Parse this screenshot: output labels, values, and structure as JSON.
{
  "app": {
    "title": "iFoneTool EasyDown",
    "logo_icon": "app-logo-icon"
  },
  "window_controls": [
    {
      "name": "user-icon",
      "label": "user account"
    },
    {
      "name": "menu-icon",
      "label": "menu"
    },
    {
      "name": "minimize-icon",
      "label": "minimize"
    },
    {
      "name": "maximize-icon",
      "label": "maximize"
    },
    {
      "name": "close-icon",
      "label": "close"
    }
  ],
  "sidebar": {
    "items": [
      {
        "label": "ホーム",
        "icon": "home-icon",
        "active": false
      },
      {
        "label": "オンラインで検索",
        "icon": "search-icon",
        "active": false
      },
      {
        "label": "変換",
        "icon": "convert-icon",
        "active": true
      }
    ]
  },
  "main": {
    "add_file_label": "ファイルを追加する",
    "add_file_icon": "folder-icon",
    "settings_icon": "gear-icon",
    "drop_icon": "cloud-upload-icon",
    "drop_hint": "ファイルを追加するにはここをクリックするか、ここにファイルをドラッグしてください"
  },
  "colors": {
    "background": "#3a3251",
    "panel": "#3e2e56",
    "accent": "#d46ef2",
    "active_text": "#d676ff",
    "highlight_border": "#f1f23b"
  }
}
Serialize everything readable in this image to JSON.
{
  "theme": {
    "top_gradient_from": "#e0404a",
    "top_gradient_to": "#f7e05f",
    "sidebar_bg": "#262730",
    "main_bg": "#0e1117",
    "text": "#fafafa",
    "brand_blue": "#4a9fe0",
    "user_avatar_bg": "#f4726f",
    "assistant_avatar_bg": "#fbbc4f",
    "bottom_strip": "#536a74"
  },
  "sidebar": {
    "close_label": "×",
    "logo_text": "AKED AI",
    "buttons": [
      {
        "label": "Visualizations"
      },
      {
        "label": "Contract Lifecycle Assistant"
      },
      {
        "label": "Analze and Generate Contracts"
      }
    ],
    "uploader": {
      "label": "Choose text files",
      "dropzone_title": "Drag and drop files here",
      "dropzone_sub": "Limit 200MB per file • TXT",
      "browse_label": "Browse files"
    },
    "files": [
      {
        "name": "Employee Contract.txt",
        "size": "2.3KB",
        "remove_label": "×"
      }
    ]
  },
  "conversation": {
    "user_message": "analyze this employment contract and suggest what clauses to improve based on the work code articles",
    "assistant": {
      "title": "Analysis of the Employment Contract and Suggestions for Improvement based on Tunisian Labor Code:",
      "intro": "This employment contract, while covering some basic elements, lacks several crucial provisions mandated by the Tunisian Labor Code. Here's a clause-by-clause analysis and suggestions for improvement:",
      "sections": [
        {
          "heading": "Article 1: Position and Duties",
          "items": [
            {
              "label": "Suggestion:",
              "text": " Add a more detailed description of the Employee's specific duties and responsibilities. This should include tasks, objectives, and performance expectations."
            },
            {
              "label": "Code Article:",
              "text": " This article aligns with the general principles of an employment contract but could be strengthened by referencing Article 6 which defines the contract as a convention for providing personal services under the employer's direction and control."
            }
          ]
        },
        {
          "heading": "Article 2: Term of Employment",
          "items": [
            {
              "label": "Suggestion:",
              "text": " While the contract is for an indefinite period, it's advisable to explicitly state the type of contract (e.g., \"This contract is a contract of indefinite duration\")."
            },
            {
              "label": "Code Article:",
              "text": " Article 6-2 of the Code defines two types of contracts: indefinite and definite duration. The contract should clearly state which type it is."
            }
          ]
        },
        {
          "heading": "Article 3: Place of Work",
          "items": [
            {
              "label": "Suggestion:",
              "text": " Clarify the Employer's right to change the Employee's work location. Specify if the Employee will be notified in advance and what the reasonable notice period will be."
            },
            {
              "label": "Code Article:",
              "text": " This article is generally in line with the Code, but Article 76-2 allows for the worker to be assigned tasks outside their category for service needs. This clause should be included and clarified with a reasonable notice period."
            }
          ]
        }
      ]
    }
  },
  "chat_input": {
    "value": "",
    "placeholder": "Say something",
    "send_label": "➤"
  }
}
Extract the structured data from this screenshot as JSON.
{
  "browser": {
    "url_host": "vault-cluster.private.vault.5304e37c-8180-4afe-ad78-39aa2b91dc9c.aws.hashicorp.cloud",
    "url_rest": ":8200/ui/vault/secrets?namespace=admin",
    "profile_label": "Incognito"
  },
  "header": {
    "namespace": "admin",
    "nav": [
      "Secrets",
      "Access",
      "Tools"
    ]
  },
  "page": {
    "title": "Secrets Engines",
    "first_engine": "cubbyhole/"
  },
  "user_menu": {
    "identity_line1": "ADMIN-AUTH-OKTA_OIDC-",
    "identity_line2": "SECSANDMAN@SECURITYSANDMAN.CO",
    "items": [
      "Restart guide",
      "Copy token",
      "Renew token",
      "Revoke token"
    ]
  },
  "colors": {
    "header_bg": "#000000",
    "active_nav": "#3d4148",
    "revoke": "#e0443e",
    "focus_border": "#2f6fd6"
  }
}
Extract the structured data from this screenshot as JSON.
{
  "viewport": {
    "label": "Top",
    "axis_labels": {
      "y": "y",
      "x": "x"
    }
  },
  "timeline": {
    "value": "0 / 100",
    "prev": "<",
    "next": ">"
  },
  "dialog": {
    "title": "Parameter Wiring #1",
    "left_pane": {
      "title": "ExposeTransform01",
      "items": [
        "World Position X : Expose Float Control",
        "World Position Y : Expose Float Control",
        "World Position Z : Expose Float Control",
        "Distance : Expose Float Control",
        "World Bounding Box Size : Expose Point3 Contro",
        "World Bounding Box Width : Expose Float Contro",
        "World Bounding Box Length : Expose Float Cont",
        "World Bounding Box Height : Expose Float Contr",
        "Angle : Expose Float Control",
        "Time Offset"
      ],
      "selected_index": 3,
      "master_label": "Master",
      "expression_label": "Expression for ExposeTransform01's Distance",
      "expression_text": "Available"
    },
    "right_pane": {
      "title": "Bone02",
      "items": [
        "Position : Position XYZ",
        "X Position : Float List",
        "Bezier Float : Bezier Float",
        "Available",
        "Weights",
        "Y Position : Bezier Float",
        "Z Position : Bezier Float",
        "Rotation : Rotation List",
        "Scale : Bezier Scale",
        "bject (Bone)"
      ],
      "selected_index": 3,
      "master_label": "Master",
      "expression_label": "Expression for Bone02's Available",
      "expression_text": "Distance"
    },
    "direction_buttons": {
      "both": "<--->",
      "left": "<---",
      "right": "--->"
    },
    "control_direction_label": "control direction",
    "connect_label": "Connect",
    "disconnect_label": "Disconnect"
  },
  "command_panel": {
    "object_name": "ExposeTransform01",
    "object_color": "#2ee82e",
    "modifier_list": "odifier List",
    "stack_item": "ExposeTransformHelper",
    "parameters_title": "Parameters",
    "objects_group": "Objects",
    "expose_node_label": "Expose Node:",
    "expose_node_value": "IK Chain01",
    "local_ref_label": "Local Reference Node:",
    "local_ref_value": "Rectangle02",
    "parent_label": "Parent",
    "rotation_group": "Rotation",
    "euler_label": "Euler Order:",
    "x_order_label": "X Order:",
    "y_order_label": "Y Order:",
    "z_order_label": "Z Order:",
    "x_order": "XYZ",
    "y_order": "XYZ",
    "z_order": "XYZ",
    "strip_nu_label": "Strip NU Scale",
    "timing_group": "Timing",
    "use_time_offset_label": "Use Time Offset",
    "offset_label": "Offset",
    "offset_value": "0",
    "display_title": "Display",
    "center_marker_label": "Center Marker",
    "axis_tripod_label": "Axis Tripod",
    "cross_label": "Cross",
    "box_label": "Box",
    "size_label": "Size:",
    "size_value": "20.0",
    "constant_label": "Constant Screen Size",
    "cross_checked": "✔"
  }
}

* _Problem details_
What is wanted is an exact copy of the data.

* _Output of the task_
Parse this screenshot: output labels, values, and structure as JSON.
{
  "app": {
    "title": "iFoneTool EasyDown",
    "logo_icon": "app-logo-icon"
  },
  "window_controls": [
    {
      "name": "user-icon",
      "label": "user account"
    },
    {
      "name": "menu-icon",
      "label": "menu"
    },
    {
      "name": "minimize-icon",
      "label": "minimize"
    },
    {
      "name": "maximize-icon",
      "label": "maximize"
    },
    {
      "name": "close-icon",
      "label": "close"
    }
  ],
  "sidebar": {
    "items": [
      {
        "label": "ホーム",
        "icon": "home-icon",
        "active": false
      },
      {
        "label": "オンラインで検索",
        "icon": "search-icon",
        "active": false
      },
      {
        "label": "変換",
        "icon": "convert-icon",
        "active": true
      }
    ]
  },
  "main": {
    "add_file_label": "ファイルを追加する",
    "add_file_icon": "folder-icon",
    "settings_icon": "gear-icon",
    "drop_icon": "cloud-upload-icon",
    "drop_hint": "ファイルを追加するにはここをクリックするか、ここにファイルをドラッグしてください"
  },
  "colors": {
    "background": "#3a3251",
    "panel": "#3e2e56",
    "accent": "#d46ef2",
    "active_text": "#d676ff",
    "highlight_border": "#f1f23b"
  }
}
Serialize everything readable in this image to JSON.
{
  "theme": {
    "top_gradient_from": "#e0404a",
    "top_gradient_to": "#f7e05f",
    "sidebar_bg": "#262730",
    "main_bg": "#0e1117",
    "text": "#fafafa",
    "brand_blue": "#4a9fe0",
    "user_avatar_bg": "#f4726f",
    "assistant_avatar_bg": "#fbbc4f",
    "bottom_strip": "#536a74"
  },
  "sidebar": {
    "close_label": "×",
    "logo_text": "AKED AI",
    "buttons": [
      {
        "label": "Visualizations"
      },
      {
        "label": "Contract Lifecycle Assistant"
      },
      {
        "label": "Analze and Generate Contracts"
      }
    ],
    "uploader": {
      "label": "Choose text files",
      "dropzone_title": "Drag and drop files here",
      "dropzone_sub": "Limit 200MB per file • TXT",
      "browse_label": "Browse files"
    },
    "files": [
      {
        "name": "Employee Contract.txt",
        "size": "2.3KB",
        "remove_label": "×"
      }
    ]
  },
  "conversation": {
    "user_message": "analyze this employment contract and suggest what clauses to improve based on the work code articles",
    "assistant": {
      "title": "Analysis of the Employment Contract and Suggestions for Improvement based on Tunisian Labor Code:",
      "intro": "This employment contract, while covering some basic elements, lacks several crucial provisions mandated by the Tunisian Labor Code. Here's a clause-by-clause analysis and suggestions for improvement:",
      "sections": [
        {
          "heading": "Article 1: Position and Duties",
          "items": [
            {
              "label": "Suggestion:",
              "text": " Add a more detailed description of the Employee's specific duties and responsibilities. This should include tasks, objectives, and performance expectations."
            },
            {
              "label": "Code Article:",
              "text": " This article aligns with the general principles of an employment contract but could be strengthened by referencing Article 6 which defines the contract as a convention for providing personal services under the employer's direction and control."
            }
          ]
        },
        {
          "heading": "Article 2: Term of Employment",
          "items": [
            {
              "label": "Suggestion:",
              "text": " While the contract is for an indefinite period, it's advisable to explicitly state the type of contract (e.g., \"This contract is a contract of indefinite duration\")."
            },
            {
              "label": "Code Article:",
              "text": " Article 6-2 of the Code defines two types of contracts: indefinite and definite duration. The contract should clearly state which type it is."
            }
          ]
        },
        {
          "heading": "Article 3: Place of Work",
          "items": [
            {
              "label": "Suggestion:",
              "text": " Clarify the Employer's right to change the Employee's work location. Specify if the Employee will be notified in advance and what the reasonable notice period will be."
            },
            {
              "label": "Code Article:",
              "text": " This article is generally in line with the Code, but Article 76-2 allows for the worker to be assigned tasks outside their category for service needs. This clause should be included and clarified with a reasonable notice period."
            }
          ]
        }
      ]
    }
  },
  "chat_input": {
    "value": "",
    "placeholder": "Say something",
    "send_label": "➤"
  }
}
Extract the structured data from this screenshot as JSON.
{
  "browser": {
    "url_host": "vault-cluster.private.vault.5304e37c-8180-4afe-ad78-39aa2b91dc9c.aws.hashicorp.cloud",
    "url_rest": ":8200/ui/vault/secrets?namespace=admin",
    "profile_label": "Incognito"
  },
  "header": {
    "namespace": "admin",
    "nav": [
      "Secrets",
      "Access",
      "Tools"
    ]
  },
  "page": {
    "title": "Secrets Engines",
    "first_engine": "cubbyhole/"
  },
  "user_menu": {
    "identity_line1": "ADMIN-AUTH-OKTA_OIDC-",
    "identity_line2": "SECSANDMAN@SECURITYSANDMAN.CO",
    "items": [
      "Restart guide",
      "Copy token",
      "Renew token",
      "Revoke token"
    ]
  },
  "colors": {
    "header_bg": "#000000",
    "active_nav": "#3d4148",
    "revoke": "#e0443e",
    "focus_border": "#2f6fd6"
  }
}
Extract the structured data from this screenshot as JSON.
{
  "viewport": {
    "label": "Top",
    "axis_labels": {
      "y": "y",
      "x": "x"
    }
  },
  "timeline": {
    "value": "0 / 100",
    "prev": "<",
    "next": ">"
  },
  "dialog": {
    "title": "Parameter Wiring #1",
    "left_pane": {
      "title": "ExposeTransform01",
      "items": [
        "World Position X : Expose Float Control",
        "World Position Y : Expose Float Control",
        "World Position Z : Expose Float Control",
        "Distance : Expose Float Control",
        "World Bounding Box Size : Expose Point3 Contro",
        "World Bounding Box Width : Expose Float Contro",
        "World Bounding Box Length : Expose Float Cont",
        "World Bounding Box Height : Expose Float Contr",
        "Angle : Expose Float Control",
        "Time Offset"
      ],
      "selected_index": 3,
      "master_label": "Master",
      "expression_label": "Expression for ExposeTransform01's Distance",
      "expression_text": "Available"
    },
    "right_pane": {
      "title": "Bone02",
      "items": [
        "Position : Position XYZ",
        "X Position : Float List",
        "Bezier Float : Bezier Float",
        "Available",
        "Weights",
        "Y Position : Bezier Float",
        "Z Position : Bezier Float",
        "Rotation : Rotation List",
        "Scale : Bezier Scale",
        "bject (Bone)"
      ],
      "selected_index": 3,
      "master_label": "Master",
      "expression_label": "Expression for Bone02's Available",
      "expression_text": "Distance"
    },
    "direction_buttons": {
      "both": "<--->",
      "left": "<---",
      "right": "--->"
    },
    "control_direction_label": "control direction",
    "connect_label": "Connect",
    "disconnect_label": "Disconnect"
  },
  "command_panel": {
    "object_name": "ExposeTransform01",
    "object_color": "#2ee82e",
    "modifier_list": "odifier List",
    "stack_item": "ExposeTransformHelper",
    "parameters_title": "Parameters",
    "objects_group": "Objects",
    "expose_node_label": "Expose Node:",
    "expose_node_value": "IK Chain01",
    "local_ref_label": "Local Reference Node:",
    "local_ref_value": "Rectangle02",
    "parent_label": "Parent",
    "rotation_group": "Rotation",
    "euler_label": "Euler Order:",
    "x_order_label": "X Order:",
    "y_order_label": "Y Order:",
    "z_order_label": "Z Order:",
    "x_order": "XYZ",
    "y_order": "XYZ",
    "z_order": "XYZ",
    "strip_nu_label": "Strip NU Scale",
    "timing_group": "Timing",
    "use_time_offset_label": "Use Time Offset",
    "offset_label": "Offset",
    "offset_value": "0",
    "display_title": "Display",
    "center_marker_label": "Center Marker",
    "axis_tripod_label": "Axis Tripod",
    "cross_label": "Cross",
    "box_label": "Box",
    "size_label": "Size:",
    "size_value": "20.0",
    "constant_label": "Constant Screen Size",
    "cross_checked": "✔"
  }
}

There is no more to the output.